nytheatre.com review by Jo Ann Rosen
October 8, 2010
Director Robert Shaw has done everything to assure that audiences focus on the language and imagery of Three Women, Sylvia Plath's play, now at 59E59. His design team uses restraint and the cast moves deliberately and only when necessary. What is left is a cauldron of beautiful, stirring, disturbing language.
The play, written for radio and aired on the BBC in 1962, offers confessions about having a child from three characters: The Wife, The Secretary, and The Student. Delivered in alternate monologues in free verse, we follow the women through their experiences. Each begins with astute descriptions of her environment and how she fits into it.
I am slow as the world. I am very patient.
Turning through my time, the suns and stars
Regarding me with attention.
The moon's concern is more personal:
She passes and repasses, luminous as a nurse.
Is she sorry for what will happen? I do not think so.
She is simply astonished at fertility.
When I first saw it, the small red seep, I did not believe it.
I watched the men walk about me in the office. They were so flat!
I remember the minute when I knew for sure.
The willows were chilling.
The details build and as the various circumstances of the three women unfold, the language becomes bolder, rising to crescendos of euphoria, anger, and emptiness. The stories of the women are personal, stripped of artifice and boundaries. Unlike most plots, this one does not concern itself with suspense. Instead, the focus is on the range of feelings that go with each woman's experience of childbirth: a successful birth, a miscarriage, and abandonment. The feelings form the arc of the play. The audience, bound in their seats by decorum, listen to these intimate stories of joy and loss.

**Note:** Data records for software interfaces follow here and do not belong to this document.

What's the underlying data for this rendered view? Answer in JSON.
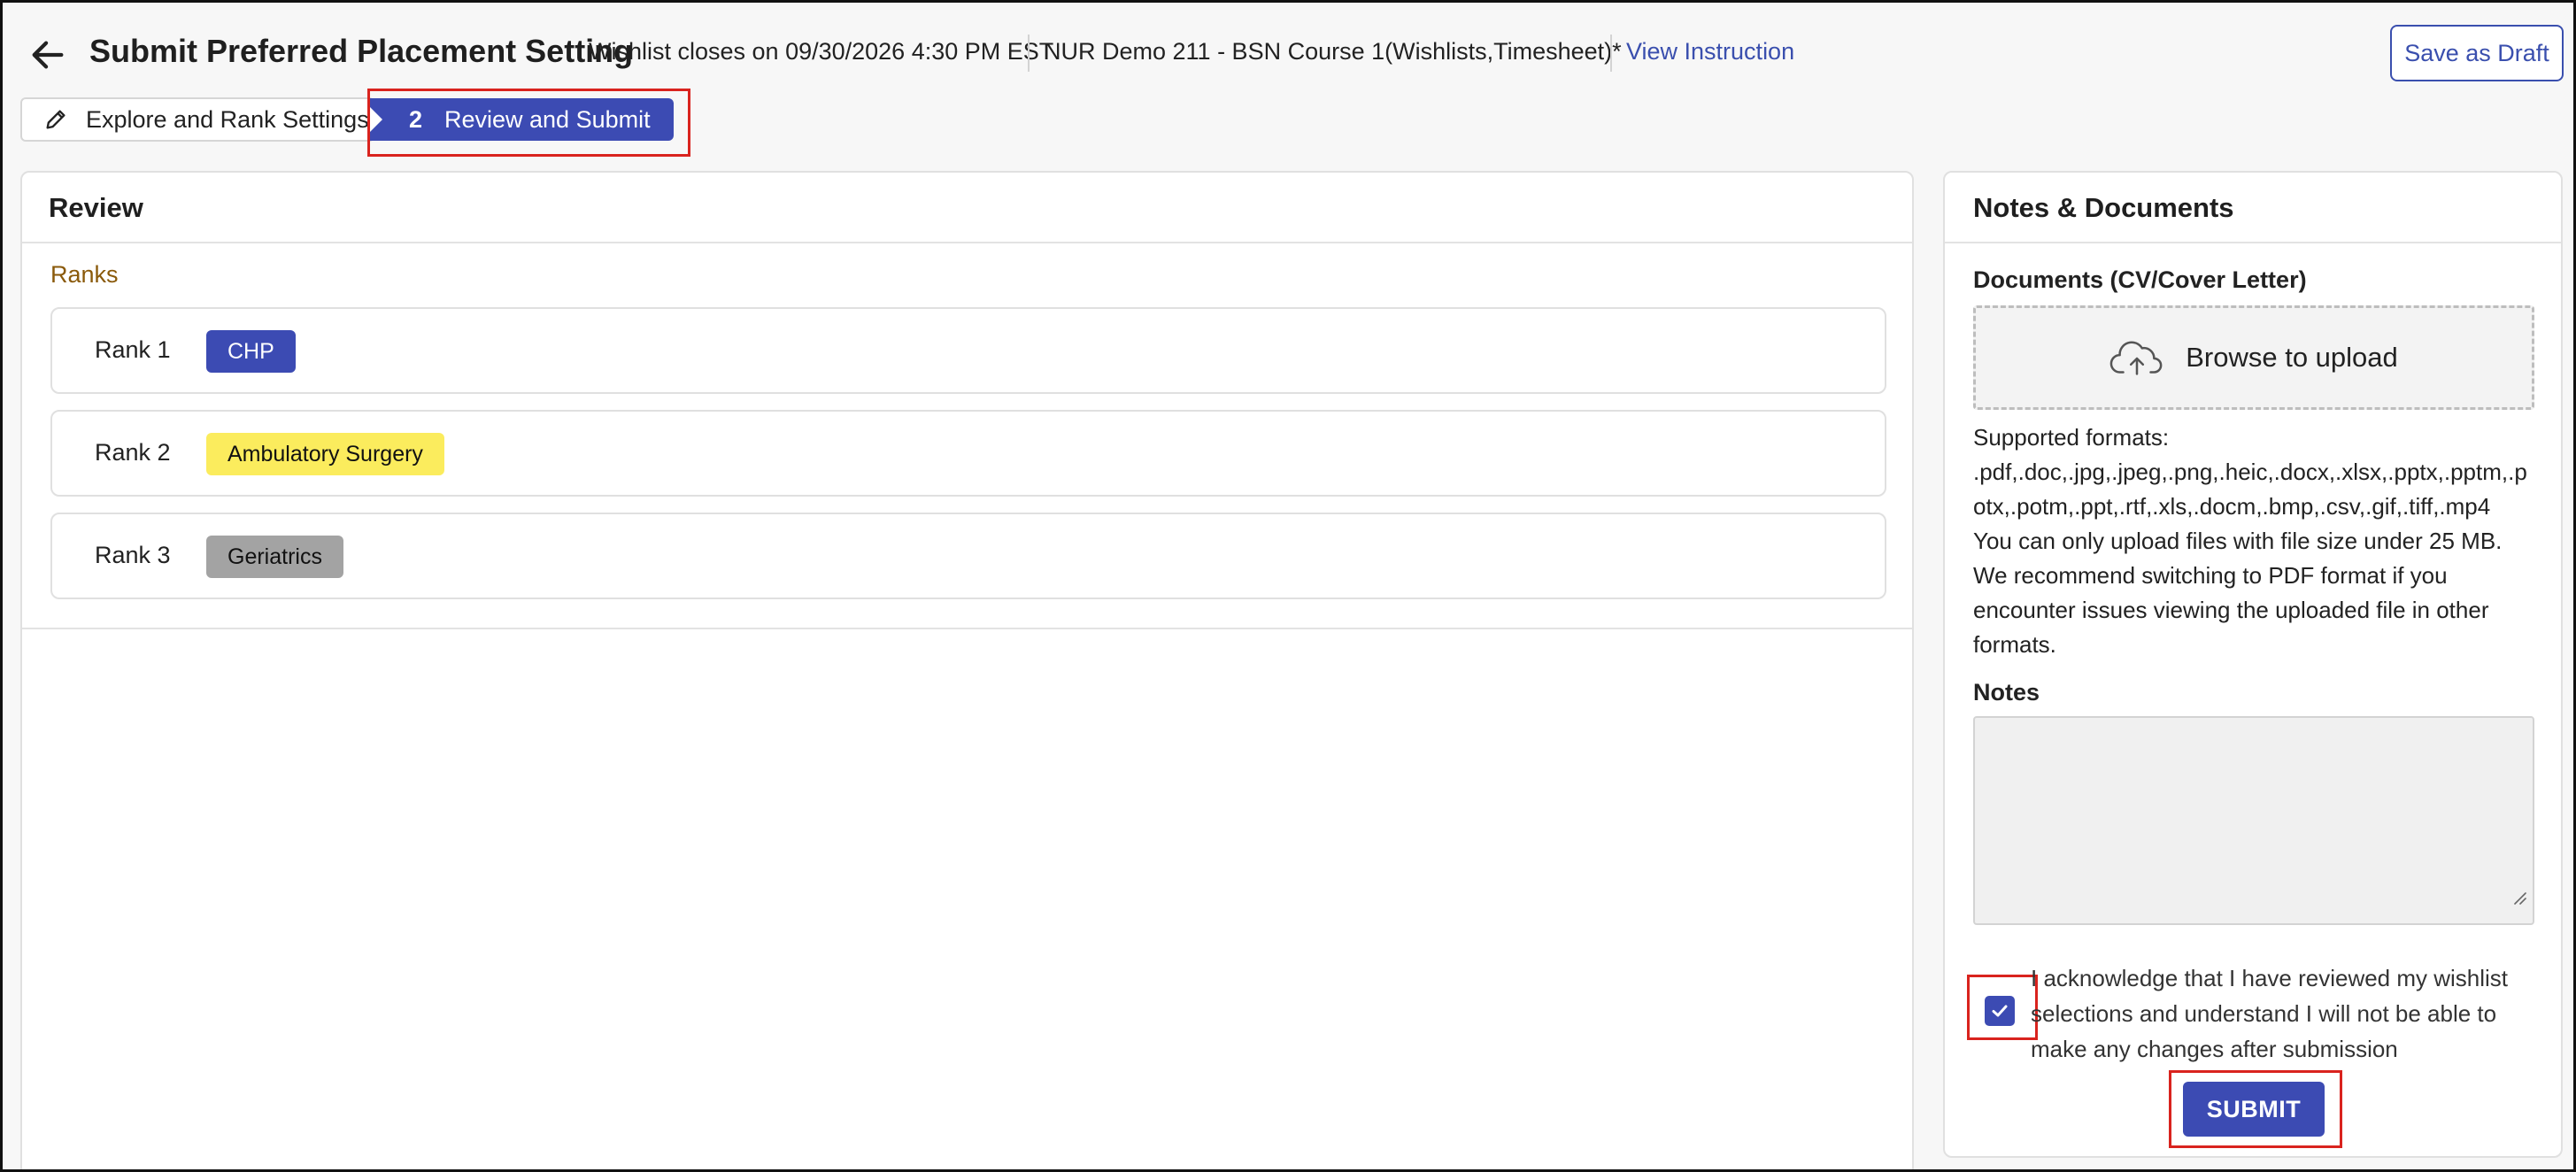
{
  "header": {
    "title": "Submit Preferred Placement Setting",
    "wishlist_close": "Wishlist closes on 09/30/2026 4:30 PM EST",
    "course": "NUR Demo 211 - BSN Course 1(Wishlists,Timesheet)*",
    "view_instruction": "View Instruction",
    "save_draft": "Save as Draft"
  },
  "steps": {
    "step1_label": "Explore and Rank Settings",
    "step2_number": "2",
    "step2_label": "Review and Submit"
  },
  "review": {
    "title": "Review",
    "ranks_label": "Ranks",
    "ranks": [
      {
        "label": "Rank 1",
        "chip": "CHP",
        "chip_color": "#3c4bb3",
        "chip_text_color": "#ffffff"
      },
      {
        "label": "Rank 2",
        "chip": "Ambulatory Surgery",
        "chip_color": "#fbec5d",
        "chip_text_color": "#111111"
      },
      {
        "label": "Rank 3",
        "chip": "Geriatrics",
        "chip_color": "#a3a3a3",
        "chip_text_color": "#111111"
      }
    ]
  },
  "notes_panel": {
    "title": "Notes & Documents",
    "documents_label": "Documents (CV/Cover Letter)",
    "upload_label": "Browse to upload",
    "info_lines": [
      "Supported formats:",
      ".pdf,.doc,.jpg,.jpeg,.png,.heic,.docx,.xlsx,.pptx,.pptm,.p",
      "otx,.potm,.ppt,.rtf,.xls,.docm,.bmp,.csv,.gif,.tiff,.mp4",
      "You can only upload files with file size under 25 MB.",
      "We recommend switching to PDF format if you",
      "encounter issues viewing the uploaded file in other",
      "formats."
    ],
    "notes_label": "Notes",
    "notes_value": "",
    "acknowledge_lines": [
      "I acknowledge that I have reviewed my wishlist",
      "selections and understand I will not be able to",
      "make any changes after submission"
    ],
    "acknowledge_checked": true,
    "submit_label": "SUBMIT"
  },
  "colors": {
    "accent": "#3c4bb3",
    "link": "#3a4fae",
    "ranks_label": "#8a5a0b",
    "highlight": "#d9231e"
  }
}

The cast captures the personal nature of these confessionals while simultaneously serving as bold storytellers. Francis Benhamou plays The Wife, an earth mother. She beautifully reflects the depth of feeling—from painful childbirth to the unconditional love of her miraculous newborn. Angela Church exposes the frustrations of a working women's life in the '60s as The Secretary. She convincingly portrays bitterness and anger at her inability to successfully conceive. As she says, "I am restless. Restless and useless. I, too, create corpses." Kina Bermudez echoes the doubt and tentativeness in her role as The Student. She watches her baby in the hospital nursery. "She is a small island, asleep and peaceful, / And I am a white ship hotting: Goodbye, goodbye." But there are residual feelings: "I am a wound walking out of hospital."
Three Women is not your typical theatre where the characters interact and react to one another. Here, Benhamou, Church, and Bermudez deliver the internal emotional journeys of three archetypal women. But Plath packs a punch in every line. Her stories are familiar, but her way of expressing them seem unbearably personal. The feelings are as raw as exposed nerve endings—all in 45 minutes. This play shows women at their most vulnerable. It reveals in graphic imagery what most women would never discuss outside their most intimate circles.